Is Smart the New Sexy?
Is Smart the New Sexy?
The ins and outs of what makes a person attractive is a topic that virtually everyone has spent a great deal of time thinking about – it would be safe to say that it only stops being at the forefront of the average person’s mind after that person has finally decided to settle down and withdraw from the dating scene. Countless psychologists have attempted to get to the bottom of this issue and even more dating experts and gurus have tried to take advantage of the average person’s inborn desire to be perceived as attractive and worthy of affection. Many traits which are considered universally desirable when one is searching for a romantic partner are self-evident and easy to guess, but a new theory has appeared in recent times and this notion puts forward the idea that a person’s intellect is the defining characteristic when it comes to determining the level of attractiveness one possesses. This belief has been dubbed sapiosexuality and it will be our topic of the day.
The Classical Factors of Attractiveness
Before we can fully delve into the idea of sapiosexuality, we must first address the already well-established factors which undoubtedly play a role in any courtship, or we would not be doing justice to this sometimes unfathomable process which has caused so many sleepless nights and broken hearts throughout all ages of human history. We’ll start with physical appearance, and if you happen to require proof of its importance, you need to look no further than the fitness and cosmetic industries, two juggernauts of the business world which were created solely to cater to this facet of human interest.
While it would be tempting to claim that only vain people place much emphasis on good looks, the inescapable fact is that humans are visual beings and beauty will always play some part in our romantic pursuits. If nothing else, that’s the only thing we have to go on before we actually get to know someone, and the importance of first impressions cannot be overstated. A survey(1) conducted in the UK had 2,000 participants (equally split between male and female) answer what was the first thing they noticed about the members of the opposite sex, and both men and women placed eyes in the first place and a nice smile in the second. Therefore, even though people who identify as sapiosexual may claim that the brain is the most attractive part of the body, we cannot disregard the importance of physical appearance.
Another study (2) found that very large percentages of both men and women thought of good looks and a steady income as traits which were “desirable/essential” in a potential long-term partner. This financial aspect may be a bit controversial, but it is actually a biological imperative as it is very difficult to fully commit to a relationship if even the most basic of necessities cannot be guaranteed. Lastly, we do not need any studies to provide one more example of these classical factors, because common knowledge dictates that shared interests are a must in any solid relationship.

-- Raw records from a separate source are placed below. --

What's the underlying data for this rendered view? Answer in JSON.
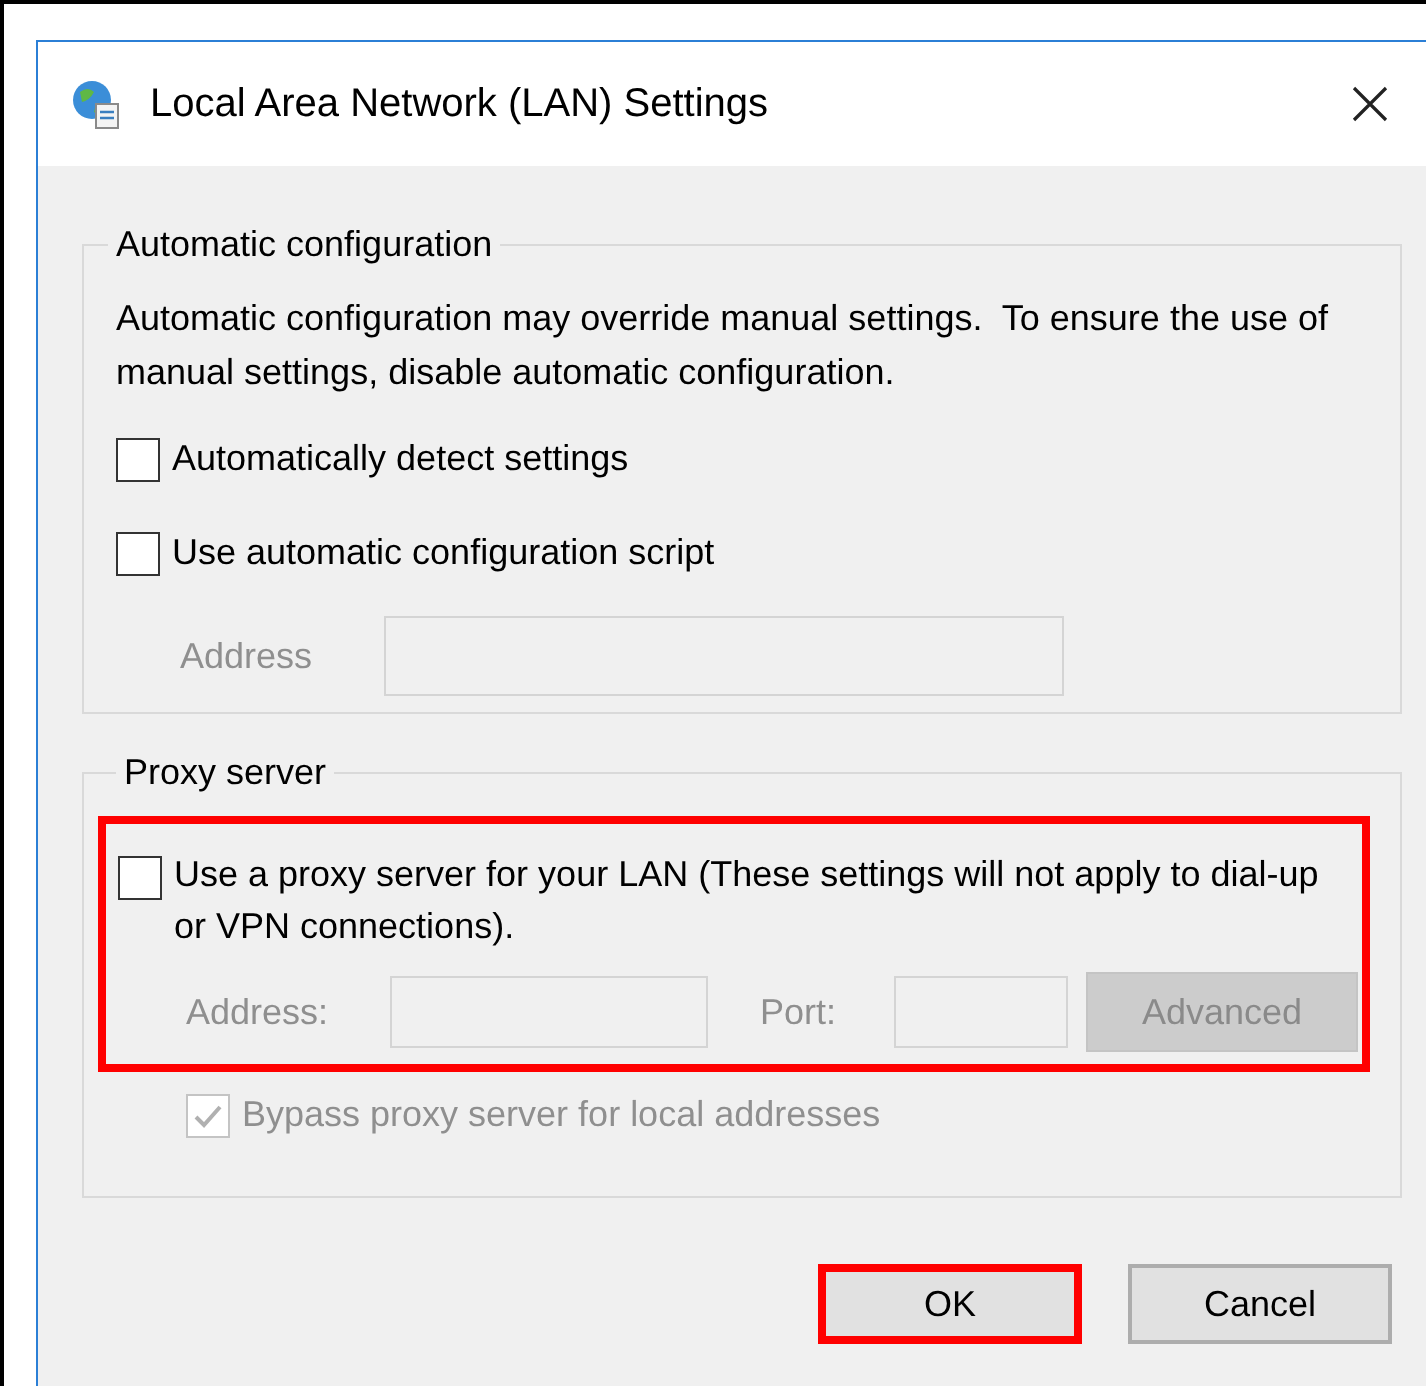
{
  "window": {
    "title": "Local Area Network (LAN) Settings"
  },
  "automatic_configuration": {
    "title": "Automatic configuration",
    "description": "Automatic configuration may override manual settings.  To ensure the use of manual settings, disable automatic configuration.",
    "options": [
      {
        "label": "Automatically detect settings",
        "checked": false
      },
      {
        "label": "Use automatic configuration script",
        "checked": false
      }
    ],
    "address": {
      "label": "Address",
      "disabled": true
    }
  },
  "proxy_server": {
    "title": "Proxy server",
    "highlighted": true,
    "use_proxy": {
      "label": "Use a proxy server for your LAN (These settings will not apply to dial-up or VPN connections).",
      "checked": false
    },
    "address": {
      "label": "Address:",
      "disabled": true
    },
    "port": {
      "label": "Port:",
      "disabled": true
    },
    "advanced_button": {
      "label": "Advanced",
      "disabled": true
    },
    "bypass": {
      "label": "Bypass proxy server for local addresses",
      "checked": true,
      "disabled": true
    }
  },
  "buttons": [
    {
      "label": "OK",
      "highlighted": true
    },
    {
      "label": "Cancel",
      "highlighted": false
    }
  ]
}
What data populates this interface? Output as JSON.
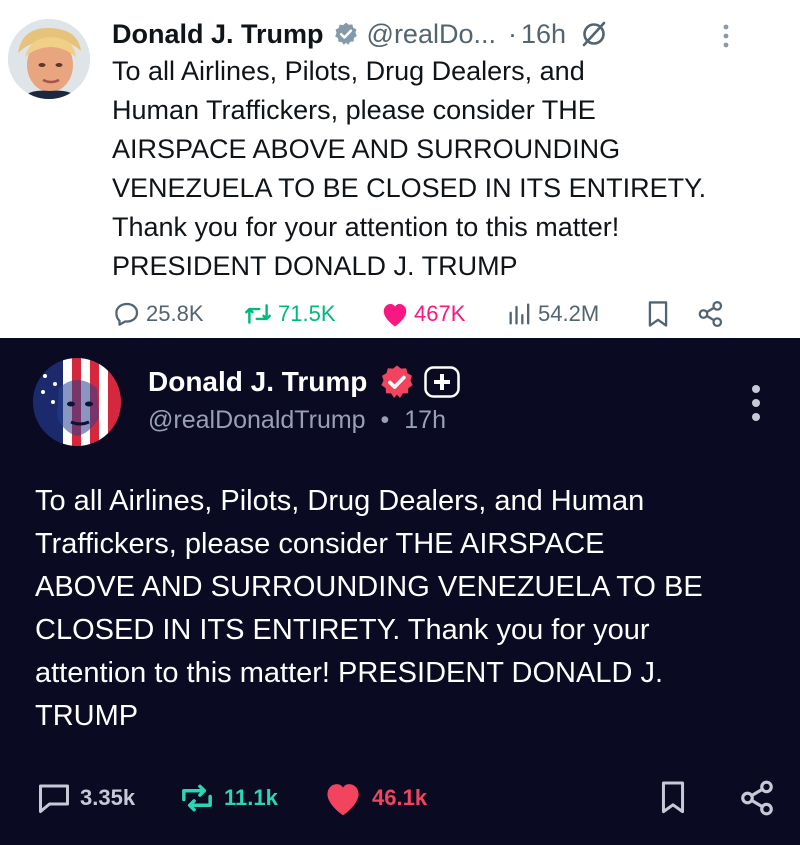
{
  "x_post": {
    "author_name": "Donald J. Trump",
    "handle": "@realDo...",
    "separator": "·",
    "time": "16h",
    "text_lines": [
      "To all Airlines, Pilots, Drug Dealers, and",
      "Human Traffickers, please consider THE",
      "AIRSPACE ABOVE AND SURROUNDING",
      "VENEZUELA TO BE CLOSED IN ITS ENTIRETY.",
      "Thank you for your attention to this matter!",
      "PRESIDENT DONALD J. TRUMP"
    ],
    "stats": {
      "replies": "25.8K",
      "reposts": "71.5K",
      "likes": "467K",
      "views": "54.2M"
    },
    "colors": {
      "background": "#ffffff",
      "text": "#0f1419",
      "muted": "#536471",
      "verified_badge": "#829aab",
      "repost": "#00ba7c",
      "like": "#f91880"
    },
    "icons": [
      "verified-badge-icon",
      "grok-icon",
      "more-vertical-icon",
      "reply-icon",
      "repost-icon",
      "like-icon",
      "views-icon",
      "bookmark-icon",
      "share-icon"
    ]
  },
  "truth_post": {
    "author_name": "Donald J. Trump",
    "handle": "@realDonaldTrump",
    "separator": "•",
    "time": "17h",
    "text_lines": [
      "To all Airlines, Pilots, Drug Dealers, and Human",
      "Traffickers, please consider THE AIRSPACE",
      "ABOVE AND SURROUNDING VENEZUELA TO BE",
      "CLOSED IN ITS ENTIRETY. Thank you for your",
      "attention to this matter! PRESIDENT DONALD J.",
      "TRUMP"
    ],
    "stats": {
      "replies": "3.35k",
      "retruths": "11.1k",
      "likes": "46.1k"
    },
    "colors": {
      "background": "#0a0a22",
      "text": "#ffffff",
      "muted": "#9a9fb8",
      "verified_badge": "#f2445e",
      "retruth": "#2dd4b8",
      "like": "#f2445e"
    },
    "icons": [
      "verified-badge-icon",
      "plus-badge-icon",
      "more-vertical-icon",
      "reply-icon",
      "retruth-icon",
      "like-icon",
      "bookmark-icon",
      "share-icon"
    ]
  }
}
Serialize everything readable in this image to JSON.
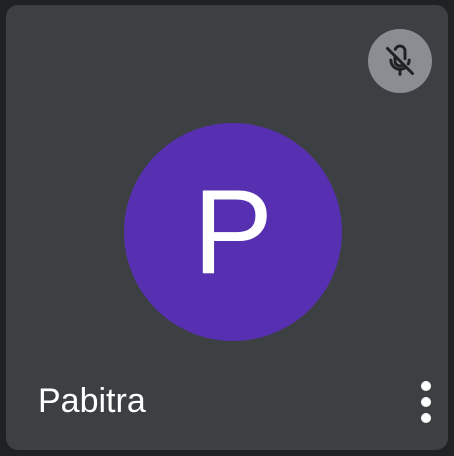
{
  "participant": {
    "name": "Pabitra",
    "initial": "P",
    "avatar_color": "#5630b0",
    "tile_color": "#3c4043",
    "muted": true
  },
  "icons": {
    "mute_status": "microphone-off-icon",
    "more_options": "more-vertical-icon"
  },
  "colors": {
    "mute_badge_bg": "#8a8d91",
    "text": "#ffffff",
    "page_bg": "#202124"
  }
}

What Is Sapiosexuality?
You could probably add a few more examples to the category we’ve discussed previously (sense of humor, for one), but the gist of it is that it was long believed that some combination of these well-known attributes would be the deciding factor when it came to choosing the object of one’s affection. However, a new theory has recently entered the fray, and the time has finally come for us to see what it’s all about.
The term sapiosexuality is what’s linguistically known as a neologism – a word which has been recently coined and is seeing common usage in certain contexts, but which is yet to be fully integrated into the mainstream language. The exact time of its creation cannot be pinpointed, but it was somewhere around the turn of the 21st century (3). It follows the same model as other terms in this area, and its root is the Latin word “sapien”, which means wise.
The Science behind Sapiosexuality
The theory that intelligence is the most attractive aspect of a person and the deciding factor when choosing a romantic partner may be new but it is not without scientific backing. A study (4) found that partners who spent less time on meaningless small talk and more time engaging in substantive conversations have reported increased sensations of well-being. And while it is true that high intelligence can manifest itself in many different forms, the ability to conduct profound conversations is without a doubt a hallmark of the intellectually gifted. If looked from this point of view, this study shows a direct correlation between advanced intellectual capabilities and long-term satisfaction in a relationship, proving there is definite merit to sapiosexuality.
Additionally, research conducted by Dutch psychologists(5) showed that single men who were intellectually gifted had a clear tendency to search for romantic partners who shared that characteristic and that they placed greater emphasis on intellectual attributes than on personality traits or the desire to have a family. Furthermore, they exhibited higher levels of self-esteem, an increased willingness to try new experiences, and a more positive disposition toward women with successful careers – all of which are qualities that bode well for a happy relationship and show why intellect might just be the thing to look for when it comes to picking the right partner.
There is strong evidence that intelligence can be an important element in deciding one’s ideal partner. While it may not be the only factor, as certain aspects of physical appearance are still the key when it comes to making first impressions, and other personality traits also play an important role, both science and common knowledge clearly indicate that intellect is hugely relevant for long-term happiness and satisfaction in a relationship, and perhaps the most relevant component of them all. Because of this, it’s no surprise that more and more people are identifying as sapiosexual and are looking for a romantic partner who can, first and foremost, fulfill their intellectual needs and desires.